No, I meant they're the same concept from two different etymologies. A bracha is called "blessing" in English and "bénédiction" in French. Even the non-religious senses are still parallel in the two languages ("Mulan joined the army with her father's blessing"). So I assumed that when English absorbed the latter it would keep its meaning. Do you have an example where they'd clash? (Other than Eliezer's speech, obviously.) I didn't know the original sense of "blessing", thanks for that.
That's interesting, because "Mulan joined the army with her father's benediction" triggers -- so to speak -- my English parser's quirks mode, whereas "Mulan... blessing" sounds standard. Maybe dialect and/or language environment specific, I guess?
Okay, so "blessing" is an exact translation of French "bénédiction" while "benediction" fills a different linguistic niche. Thanks.

First, best wishes to the newly-married couple!

From a purely aesthetic point of view, I liked the relatively respectful and traditional mood effected by the Wagner wedding march, the adherence to the customs of bridesmaids and groomsmen and the giving away of the bride. I also liked the subtle subversive effect achieved by the bare feet. I read it as acknowledging established tradition, taking advantage of its strong momentum, while firmly taking charge of it and adapting it as required. Nicely done.

in its finite wisdom

I chuckled at this.

together for 70 years or until one of you died

Was the "or" a slip of the tongue? I've never heard about traditional marriage "expiring", no matter how much it lasted, as long as both spouses stayed alive. See

Time-limited marriages are a thing. An old Islamic thing and something you see pop up sometimes as a suggestion like
Death could cut it shorter than 70 years, in which case "or" would make sense.

Here is some info about the Robert Lecnik - Peter McCluskey wedding, also officiated by Eliezer.

Wow! Amazing! Even Eliezer can write an incredibly, stupefyingly boring piece of text!

Seriously, haha, oh wow.

(VALIS bless them, btw.)

P.S. Did they at least wear rationalist shoes?

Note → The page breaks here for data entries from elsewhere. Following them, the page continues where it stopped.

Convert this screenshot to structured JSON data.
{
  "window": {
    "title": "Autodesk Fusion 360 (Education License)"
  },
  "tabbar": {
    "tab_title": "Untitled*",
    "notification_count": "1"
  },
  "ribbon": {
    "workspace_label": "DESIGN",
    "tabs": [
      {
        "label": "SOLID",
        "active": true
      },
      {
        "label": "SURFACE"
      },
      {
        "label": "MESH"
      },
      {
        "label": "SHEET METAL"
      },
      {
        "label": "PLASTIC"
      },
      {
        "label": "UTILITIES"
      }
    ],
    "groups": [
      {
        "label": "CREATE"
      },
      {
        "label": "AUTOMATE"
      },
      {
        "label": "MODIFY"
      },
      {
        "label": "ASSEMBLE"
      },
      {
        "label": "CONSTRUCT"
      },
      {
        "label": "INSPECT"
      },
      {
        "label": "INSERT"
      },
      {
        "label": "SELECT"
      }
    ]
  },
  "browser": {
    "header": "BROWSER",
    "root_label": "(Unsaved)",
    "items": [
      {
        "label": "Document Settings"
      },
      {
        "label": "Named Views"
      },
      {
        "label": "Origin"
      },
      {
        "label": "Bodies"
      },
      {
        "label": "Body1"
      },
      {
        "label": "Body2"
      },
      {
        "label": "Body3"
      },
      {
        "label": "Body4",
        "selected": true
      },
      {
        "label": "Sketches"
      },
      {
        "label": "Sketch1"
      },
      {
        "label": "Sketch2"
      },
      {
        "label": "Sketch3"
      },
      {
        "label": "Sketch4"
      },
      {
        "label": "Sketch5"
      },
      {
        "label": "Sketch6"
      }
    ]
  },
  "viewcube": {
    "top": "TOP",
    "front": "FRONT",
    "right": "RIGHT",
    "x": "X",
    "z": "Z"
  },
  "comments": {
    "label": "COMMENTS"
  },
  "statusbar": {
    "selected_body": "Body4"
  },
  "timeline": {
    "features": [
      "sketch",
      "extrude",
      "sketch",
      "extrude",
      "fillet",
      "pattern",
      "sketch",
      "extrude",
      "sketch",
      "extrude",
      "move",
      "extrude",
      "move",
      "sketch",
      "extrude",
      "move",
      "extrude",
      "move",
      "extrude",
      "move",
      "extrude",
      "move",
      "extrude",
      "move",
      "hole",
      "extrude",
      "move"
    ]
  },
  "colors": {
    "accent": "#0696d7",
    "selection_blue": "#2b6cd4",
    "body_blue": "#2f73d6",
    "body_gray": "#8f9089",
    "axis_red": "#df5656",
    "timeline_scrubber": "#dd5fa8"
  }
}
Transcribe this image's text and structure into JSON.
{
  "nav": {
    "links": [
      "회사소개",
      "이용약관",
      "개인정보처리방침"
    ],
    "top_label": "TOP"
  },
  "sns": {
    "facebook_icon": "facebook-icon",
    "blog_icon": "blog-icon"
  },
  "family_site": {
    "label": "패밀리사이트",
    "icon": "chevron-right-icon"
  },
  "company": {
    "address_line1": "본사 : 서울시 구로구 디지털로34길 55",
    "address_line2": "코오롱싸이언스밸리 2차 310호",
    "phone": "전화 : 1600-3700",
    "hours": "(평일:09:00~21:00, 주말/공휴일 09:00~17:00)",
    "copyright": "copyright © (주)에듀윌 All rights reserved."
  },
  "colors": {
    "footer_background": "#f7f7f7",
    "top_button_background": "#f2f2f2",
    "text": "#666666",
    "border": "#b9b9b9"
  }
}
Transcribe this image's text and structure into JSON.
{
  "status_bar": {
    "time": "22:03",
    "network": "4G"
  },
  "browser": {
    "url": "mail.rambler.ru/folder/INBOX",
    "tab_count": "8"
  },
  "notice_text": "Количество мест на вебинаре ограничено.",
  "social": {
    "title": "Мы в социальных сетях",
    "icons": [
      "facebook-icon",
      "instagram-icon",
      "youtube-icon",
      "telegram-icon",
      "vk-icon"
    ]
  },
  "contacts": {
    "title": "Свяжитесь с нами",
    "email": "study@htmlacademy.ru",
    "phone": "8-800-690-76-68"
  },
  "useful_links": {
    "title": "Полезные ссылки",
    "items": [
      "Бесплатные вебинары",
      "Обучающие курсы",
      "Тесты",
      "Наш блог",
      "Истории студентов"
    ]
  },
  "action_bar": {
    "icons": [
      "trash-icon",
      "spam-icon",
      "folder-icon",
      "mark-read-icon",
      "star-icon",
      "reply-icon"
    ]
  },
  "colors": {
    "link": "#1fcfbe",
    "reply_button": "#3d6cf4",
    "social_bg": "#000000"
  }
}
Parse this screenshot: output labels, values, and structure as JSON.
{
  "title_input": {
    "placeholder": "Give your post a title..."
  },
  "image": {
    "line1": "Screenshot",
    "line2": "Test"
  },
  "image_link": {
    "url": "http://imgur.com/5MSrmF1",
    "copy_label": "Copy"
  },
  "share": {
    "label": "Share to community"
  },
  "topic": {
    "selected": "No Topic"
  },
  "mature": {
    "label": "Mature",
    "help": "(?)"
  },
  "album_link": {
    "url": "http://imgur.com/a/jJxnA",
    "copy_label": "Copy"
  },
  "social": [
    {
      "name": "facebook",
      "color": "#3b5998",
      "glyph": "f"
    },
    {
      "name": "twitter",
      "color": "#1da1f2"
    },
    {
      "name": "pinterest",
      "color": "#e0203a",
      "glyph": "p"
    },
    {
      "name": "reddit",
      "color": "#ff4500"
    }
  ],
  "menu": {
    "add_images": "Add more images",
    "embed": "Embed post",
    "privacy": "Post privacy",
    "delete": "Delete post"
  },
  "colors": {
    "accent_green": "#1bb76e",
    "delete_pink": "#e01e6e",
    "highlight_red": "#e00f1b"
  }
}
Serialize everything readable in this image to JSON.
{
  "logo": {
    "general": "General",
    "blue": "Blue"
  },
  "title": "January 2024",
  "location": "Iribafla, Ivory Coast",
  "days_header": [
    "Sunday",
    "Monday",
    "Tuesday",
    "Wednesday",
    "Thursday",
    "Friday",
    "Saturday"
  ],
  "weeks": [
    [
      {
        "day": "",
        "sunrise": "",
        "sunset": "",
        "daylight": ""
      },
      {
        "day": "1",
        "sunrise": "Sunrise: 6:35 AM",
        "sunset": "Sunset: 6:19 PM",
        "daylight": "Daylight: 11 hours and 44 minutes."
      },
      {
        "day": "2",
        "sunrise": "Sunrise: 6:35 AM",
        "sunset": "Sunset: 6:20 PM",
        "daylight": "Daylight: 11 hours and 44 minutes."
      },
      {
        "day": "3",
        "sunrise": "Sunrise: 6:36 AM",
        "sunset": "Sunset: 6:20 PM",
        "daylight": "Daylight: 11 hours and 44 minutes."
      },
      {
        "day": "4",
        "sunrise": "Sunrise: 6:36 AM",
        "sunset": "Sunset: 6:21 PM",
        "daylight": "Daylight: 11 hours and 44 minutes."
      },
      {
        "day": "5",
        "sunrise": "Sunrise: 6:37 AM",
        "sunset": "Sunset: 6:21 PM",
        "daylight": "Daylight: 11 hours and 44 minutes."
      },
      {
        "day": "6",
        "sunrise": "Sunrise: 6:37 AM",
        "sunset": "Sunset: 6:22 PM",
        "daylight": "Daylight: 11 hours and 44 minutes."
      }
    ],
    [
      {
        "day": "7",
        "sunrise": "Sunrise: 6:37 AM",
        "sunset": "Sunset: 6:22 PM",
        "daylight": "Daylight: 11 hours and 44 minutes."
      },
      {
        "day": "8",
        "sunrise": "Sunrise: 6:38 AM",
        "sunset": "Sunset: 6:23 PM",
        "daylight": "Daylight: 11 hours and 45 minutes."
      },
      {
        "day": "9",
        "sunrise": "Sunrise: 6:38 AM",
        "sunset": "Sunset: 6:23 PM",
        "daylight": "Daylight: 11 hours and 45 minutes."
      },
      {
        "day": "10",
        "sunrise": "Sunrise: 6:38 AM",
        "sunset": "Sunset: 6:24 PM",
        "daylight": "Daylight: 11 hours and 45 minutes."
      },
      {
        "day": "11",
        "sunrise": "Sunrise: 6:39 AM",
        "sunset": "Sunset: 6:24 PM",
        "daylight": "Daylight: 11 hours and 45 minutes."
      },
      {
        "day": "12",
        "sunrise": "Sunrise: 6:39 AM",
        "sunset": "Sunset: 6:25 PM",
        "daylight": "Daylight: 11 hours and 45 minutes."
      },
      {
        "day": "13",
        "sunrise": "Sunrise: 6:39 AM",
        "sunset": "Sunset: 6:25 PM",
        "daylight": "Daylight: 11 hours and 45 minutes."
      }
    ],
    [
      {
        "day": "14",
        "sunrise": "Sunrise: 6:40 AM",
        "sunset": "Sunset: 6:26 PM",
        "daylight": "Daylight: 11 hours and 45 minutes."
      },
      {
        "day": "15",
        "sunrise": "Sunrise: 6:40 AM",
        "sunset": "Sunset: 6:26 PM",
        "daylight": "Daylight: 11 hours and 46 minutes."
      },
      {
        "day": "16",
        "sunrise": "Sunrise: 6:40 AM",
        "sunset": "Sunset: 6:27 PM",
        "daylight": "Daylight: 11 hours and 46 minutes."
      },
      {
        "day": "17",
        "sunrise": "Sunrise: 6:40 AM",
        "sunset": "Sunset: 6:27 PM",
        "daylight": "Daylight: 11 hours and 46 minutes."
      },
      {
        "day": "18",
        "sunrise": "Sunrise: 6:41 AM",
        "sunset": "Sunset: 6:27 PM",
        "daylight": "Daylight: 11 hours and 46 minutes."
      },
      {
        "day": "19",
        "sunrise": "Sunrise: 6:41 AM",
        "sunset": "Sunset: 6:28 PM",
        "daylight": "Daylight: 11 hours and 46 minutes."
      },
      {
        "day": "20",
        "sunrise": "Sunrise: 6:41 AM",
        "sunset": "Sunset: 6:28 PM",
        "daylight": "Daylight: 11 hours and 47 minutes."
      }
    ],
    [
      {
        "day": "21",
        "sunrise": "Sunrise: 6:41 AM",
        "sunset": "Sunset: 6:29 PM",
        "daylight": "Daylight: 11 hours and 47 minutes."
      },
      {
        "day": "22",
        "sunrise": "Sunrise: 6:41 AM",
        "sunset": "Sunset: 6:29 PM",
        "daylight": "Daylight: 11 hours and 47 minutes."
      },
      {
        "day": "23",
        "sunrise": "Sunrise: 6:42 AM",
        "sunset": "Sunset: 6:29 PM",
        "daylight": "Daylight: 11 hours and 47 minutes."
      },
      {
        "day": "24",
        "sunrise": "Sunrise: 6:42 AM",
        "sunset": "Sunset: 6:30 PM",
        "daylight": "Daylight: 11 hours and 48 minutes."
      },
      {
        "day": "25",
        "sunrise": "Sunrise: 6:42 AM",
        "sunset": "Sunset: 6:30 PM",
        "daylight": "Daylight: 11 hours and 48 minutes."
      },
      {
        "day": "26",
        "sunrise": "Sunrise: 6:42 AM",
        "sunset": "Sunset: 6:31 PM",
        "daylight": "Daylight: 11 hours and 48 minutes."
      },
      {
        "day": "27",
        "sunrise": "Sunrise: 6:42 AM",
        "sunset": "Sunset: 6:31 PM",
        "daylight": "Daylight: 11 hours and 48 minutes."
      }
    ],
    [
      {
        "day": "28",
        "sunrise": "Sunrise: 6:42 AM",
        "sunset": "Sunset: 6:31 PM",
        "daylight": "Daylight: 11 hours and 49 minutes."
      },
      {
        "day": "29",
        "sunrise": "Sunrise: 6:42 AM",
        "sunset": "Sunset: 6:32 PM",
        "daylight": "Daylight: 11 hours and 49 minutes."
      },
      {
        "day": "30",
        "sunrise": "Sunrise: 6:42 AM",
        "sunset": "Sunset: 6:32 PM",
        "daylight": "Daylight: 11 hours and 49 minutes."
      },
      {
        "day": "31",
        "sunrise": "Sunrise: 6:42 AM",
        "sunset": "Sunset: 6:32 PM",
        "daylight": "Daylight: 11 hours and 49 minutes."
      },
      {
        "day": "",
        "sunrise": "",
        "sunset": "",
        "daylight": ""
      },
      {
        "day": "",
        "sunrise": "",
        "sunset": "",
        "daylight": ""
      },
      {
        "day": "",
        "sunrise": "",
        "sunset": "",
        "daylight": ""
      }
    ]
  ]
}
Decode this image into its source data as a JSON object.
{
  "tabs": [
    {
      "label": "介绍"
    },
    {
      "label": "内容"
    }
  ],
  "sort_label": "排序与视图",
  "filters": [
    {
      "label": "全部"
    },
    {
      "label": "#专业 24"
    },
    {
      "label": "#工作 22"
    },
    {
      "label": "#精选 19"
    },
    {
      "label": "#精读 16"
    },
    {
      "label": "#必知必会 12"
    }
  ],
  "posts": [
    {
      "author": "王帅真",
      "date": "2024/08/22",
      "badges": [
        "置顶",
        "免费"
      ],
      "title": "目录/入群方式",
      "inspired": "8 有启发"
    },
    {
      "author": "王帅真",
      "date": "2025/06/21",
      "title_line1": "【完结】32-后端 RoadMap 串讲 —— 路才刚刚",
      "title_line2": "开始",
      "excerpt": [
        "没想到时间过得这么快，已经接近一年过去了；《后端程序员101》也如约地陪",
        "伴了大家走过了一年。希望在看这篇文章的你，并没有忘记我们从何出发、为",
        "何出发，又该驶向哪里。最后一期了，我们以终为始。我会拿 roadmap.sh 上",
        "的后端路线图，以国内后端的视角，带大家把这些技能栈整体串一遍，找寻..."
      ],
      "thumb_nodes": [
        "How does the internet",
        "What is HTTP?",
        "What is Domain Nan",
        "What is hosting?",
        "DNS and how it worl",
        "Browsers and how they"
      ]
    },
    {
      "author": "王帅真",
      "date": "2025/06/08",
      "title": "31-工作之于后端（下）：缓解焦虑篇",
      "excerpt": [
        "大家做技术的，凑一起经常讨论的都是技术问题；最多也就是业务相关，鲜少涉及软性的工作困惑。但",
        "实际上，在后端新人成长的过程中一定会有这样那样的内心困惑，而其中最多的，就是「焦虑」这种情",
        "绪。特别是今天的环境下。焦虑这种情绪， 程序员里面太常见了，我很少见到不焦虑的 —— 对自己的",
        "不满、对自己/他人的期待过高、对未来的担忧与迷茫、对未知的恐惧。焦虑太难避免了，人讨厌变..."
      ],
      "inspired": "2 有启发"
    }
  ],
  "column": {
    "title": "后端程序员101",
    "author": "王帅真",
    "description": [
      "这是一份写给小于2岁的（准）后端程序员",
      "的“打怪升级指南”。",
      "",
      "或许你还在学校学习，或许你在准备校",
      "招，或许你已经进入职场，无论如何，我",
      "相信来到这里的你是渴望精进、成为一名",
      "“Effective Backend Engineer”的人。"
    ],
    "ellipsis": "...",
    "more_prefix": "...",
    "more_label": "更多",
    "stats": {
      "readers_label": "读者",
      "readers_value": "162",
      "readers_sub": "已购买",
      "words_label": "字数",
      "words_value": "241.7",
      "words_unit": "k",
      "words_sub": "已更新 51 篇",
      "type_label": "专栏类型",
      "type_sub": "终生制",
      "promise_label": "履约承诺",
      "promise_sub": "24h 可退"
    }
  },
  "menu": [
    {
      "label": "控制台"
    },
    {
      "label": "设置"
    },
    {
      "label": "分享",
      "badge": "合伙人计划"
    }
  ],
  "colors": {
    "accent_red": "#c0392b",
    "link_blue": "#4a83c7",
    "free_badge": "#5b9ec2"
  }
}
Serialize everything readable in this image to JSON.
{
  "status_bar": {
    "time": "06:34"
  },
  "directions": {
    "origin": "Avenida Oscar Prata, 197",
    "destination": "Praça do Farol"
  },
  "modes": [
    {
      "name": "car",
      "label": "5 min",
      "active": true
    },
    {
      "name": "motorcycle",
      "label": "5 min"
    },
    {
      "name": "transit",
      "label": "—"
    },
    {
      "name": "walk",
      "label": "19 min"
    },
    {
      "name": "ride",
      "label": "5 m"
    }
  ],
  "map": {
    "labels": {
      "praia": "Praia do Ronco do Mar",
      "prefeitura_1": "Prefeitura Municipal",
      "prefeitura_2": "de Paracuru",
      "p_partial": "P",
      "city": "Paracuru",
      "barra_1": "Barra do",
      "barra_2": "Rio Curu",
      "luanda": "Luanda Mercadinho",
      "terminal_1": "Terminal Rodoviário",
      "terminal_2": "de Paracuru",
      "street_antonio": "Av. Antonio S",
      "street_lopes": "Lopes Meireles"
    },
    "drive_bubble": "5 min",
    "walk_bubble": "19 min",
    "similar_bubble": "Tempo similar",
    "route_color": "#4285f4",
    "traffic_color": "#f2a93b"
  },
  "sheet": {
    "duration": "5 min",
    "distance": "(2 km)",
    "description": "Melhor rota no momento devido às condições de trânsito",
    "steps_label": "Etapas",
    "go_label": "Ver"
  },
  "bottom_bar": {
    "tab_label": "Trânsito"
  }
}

It reads a lot better when you hear it spoken (several sections look like they are meant to be read in this grim, somber tone when you read the transcript, but are actually more blatantly joking/conversational when read aloud.)

YMMV, of course. Also the quality of the video isn't that great.

Yeah, it was pretty great when spoken live.